Wednesday, June 29, 2005

A prayer appropriate for all of us...

God grant me the serenity to accept the things I cannot change; courage to change the things I can; and wisdom to know the difference.

....

Amen.

--Reinhold Niebuhr


This is a prayer that all Lebanese should keep in mind when discussing Lebanon, and the situation that exists there -- especially when we start talking about what is usually referred to as the "BIG picture"!

There are powers that are much bigger than us in this world. If we are not able to understand our place in their game and act accordingly (in a prudent and wise manner), we will destroy our selves - just as we did in the civil war. Within those restrictions and limitations however, there are a million things that can be done to improve the wellbeing of the average Lebanese and the prosperity of our country.

These are the activities we should focus our energies and even discussions on because they are the ones that, in the end, will reward us with the largest dividends.

3 comments:

Lebanese Meze said...

Agreed!

Anonymous said...

Years ago, my mother taught me that prayer, and helped me understand how it was applied in practice.

Later, I tried to find who first wrote it. A Jesuit priest told me it was written by St. Francis of Assisi, There are many other attributions for the prayer, and now you say it was Reinhold Niebuhr. It may have been him; I don't know.

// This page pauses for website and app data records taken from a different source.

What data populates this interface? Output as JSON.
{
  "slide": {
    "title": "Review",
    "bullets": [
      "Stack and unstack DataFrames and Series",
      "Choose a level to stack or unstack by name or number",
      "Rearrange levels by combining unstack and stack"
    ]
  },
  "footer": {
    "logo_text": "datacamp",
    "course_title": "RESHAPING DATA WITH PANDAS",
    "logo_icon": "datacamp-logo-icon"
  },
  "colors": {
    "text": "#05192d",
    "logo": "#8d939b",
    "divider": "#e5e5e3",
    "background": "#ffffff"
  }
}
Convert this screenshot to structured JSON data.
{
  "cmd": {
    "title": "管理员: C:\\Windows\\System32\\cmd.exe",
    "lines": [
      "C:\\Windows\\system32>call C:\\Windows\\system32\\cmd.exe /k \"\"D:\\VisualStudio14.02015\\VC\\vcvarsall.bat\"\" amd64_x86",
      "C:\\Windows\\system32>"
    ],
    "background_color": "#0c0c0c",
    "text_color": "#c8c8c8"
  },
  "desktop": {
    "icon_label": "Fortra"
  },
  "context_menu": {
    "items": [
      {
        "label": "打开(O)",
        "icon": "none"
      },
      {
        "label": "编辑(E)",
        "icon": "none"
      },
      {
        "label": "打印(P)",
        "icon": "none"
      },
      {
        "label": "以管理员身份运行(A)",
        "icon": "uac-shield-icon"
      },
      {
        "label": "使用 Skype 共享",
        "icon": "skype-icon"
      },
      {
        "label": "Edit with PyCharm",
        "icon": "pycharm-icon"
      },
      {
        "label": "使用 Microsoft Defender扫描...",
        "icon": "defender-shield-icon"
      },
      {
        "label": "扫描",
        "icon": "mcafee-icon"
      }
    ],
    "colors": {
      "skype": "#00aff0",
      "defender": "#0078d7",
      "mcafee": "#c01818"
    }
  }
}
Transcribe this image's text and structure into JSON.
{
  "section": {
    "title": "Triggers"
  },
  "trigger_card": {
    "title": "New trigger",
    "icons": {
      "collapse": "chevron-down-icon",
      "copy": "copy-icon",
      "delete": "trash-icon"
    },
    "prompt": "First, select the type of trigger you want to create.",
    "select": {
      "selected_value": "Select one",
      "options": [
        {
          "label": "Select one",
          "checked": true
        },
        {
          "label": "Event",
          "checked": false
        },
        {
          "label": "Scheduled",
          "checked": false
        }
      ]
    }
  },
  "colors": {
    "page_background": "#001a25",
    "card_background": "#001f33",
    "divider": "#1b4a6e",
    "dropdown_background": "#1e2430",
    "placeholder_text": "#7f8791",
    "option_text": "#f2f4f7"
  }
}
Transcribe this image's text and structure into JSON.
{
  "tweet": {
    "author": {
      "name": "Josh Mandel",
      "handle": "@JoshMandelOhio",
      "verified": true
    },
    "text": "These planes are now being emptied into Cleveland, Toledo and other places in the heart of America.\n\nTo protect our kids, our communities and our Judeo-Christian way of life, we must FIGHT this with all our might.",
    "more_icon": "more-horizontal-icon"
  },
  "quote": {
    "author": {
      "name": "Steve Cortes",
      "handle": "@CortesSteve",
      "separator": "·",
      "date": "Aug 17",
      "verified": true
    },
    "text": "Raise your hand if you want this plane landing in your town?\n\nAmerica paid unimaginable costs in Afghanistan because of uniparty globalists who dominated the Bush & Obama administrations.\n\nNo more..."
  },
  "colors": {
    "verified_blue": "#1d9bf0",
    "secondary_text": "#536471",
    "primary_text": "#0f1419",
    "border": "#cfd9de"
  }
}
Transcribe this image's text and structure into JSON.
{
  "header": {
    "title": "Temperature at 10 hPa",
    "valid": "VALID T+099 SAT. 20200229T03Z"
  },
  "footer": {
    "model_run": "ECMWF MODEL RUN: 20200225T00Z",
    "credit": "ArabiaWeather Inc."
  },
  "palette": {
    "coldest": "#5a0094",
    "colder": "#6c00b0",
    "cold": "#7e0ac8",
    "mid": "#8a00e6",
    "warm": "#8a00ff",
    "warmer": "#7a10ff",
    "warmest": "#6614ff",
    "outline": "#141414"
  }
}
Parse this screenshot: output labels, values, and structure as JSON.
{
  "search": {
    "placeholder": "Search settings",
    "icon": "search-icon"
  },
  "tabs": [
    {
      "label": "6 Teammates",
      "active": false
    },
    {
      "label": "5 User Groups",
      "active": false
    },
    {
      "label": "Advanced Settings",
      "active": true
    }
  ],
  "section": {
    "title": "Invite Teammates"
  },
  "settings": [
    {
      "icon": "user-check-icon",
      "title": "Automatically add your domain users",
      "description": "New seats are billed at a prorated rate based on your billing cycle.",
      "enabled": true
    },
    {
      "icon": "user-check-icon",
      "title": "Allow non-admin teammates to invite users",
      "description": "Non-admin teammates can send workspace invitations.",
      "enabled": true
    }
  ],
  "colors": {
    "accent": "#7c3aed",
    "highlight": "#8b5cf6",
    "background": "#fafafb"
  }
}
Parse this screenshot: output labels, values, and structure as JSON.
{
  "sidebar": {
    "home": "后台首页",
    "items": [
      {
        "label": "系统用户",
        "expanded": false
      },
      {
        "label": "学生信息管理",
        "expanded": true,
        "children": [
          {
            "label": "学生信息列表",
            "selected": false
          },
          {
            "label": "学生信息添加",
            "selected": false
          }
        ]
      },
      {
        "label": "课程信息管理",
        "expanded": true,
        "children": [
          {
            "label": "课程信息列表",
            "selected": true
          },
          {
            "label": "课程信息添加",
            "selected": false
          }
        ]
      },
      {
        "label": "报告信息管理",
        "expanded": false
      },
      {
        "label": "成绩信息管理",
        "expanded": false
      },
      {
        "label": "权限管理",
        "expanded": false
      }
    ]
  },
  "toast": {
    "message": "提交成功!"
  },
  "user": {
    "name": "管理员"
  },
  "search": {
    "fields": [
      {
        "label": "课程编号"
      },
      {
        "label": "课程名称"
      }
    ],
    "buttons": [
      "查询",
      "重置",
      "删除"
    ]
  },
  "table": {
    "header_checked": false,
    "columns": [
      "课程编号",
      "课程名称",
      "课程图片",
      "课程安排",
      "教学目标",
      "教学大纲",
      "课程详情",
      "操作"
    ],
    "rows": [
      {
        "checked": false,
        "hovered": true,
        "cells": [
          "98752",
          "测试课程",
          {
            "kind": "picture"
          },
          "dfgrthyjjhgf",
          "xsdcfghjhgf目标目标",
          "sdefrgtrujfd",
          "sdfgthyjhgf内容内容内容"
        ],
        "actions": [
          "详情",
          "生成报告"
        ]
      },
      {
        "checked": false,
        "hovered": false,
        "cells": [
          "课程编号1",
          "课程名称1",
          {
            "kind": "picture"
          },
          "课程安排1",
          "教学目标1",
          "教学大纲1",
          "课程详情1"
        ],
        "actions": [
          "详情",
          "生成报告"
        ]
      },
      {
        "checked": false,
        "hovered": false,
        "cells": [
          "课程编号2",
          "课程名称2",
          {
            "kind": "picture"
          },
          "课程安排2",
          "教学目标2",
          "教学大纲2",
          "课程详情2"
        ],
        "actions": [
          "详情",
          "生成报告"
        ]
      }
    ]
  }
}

But in a search for the author, I entered the WHOLE prayer into a Google search, in quotes, and found that they counted 62,900 websites which contained all those words!!

It surely gets around!!

Barney

Raja said...

It's a prayer that applies to everyone who has the desire to change what he or she perceives to be a "difficult" status quo. The question is: have people always had the desire to challenge the status quo? Or is this desire a product of our modern (or some other) age? I suppose that if we are able to answer those two questions, we might have a better idea of the prayer's origin.

What I am sure of is that the prayer touches me in a very powerful way because it is extremely relevant and pertinent to my life. For I am one of those fools who believes in change for the better... or, as some people would rather refer to it, progress: an utterly modern concept, which is translated rather disappointingly in Arabic as "taqqadum" (literally, moving forward).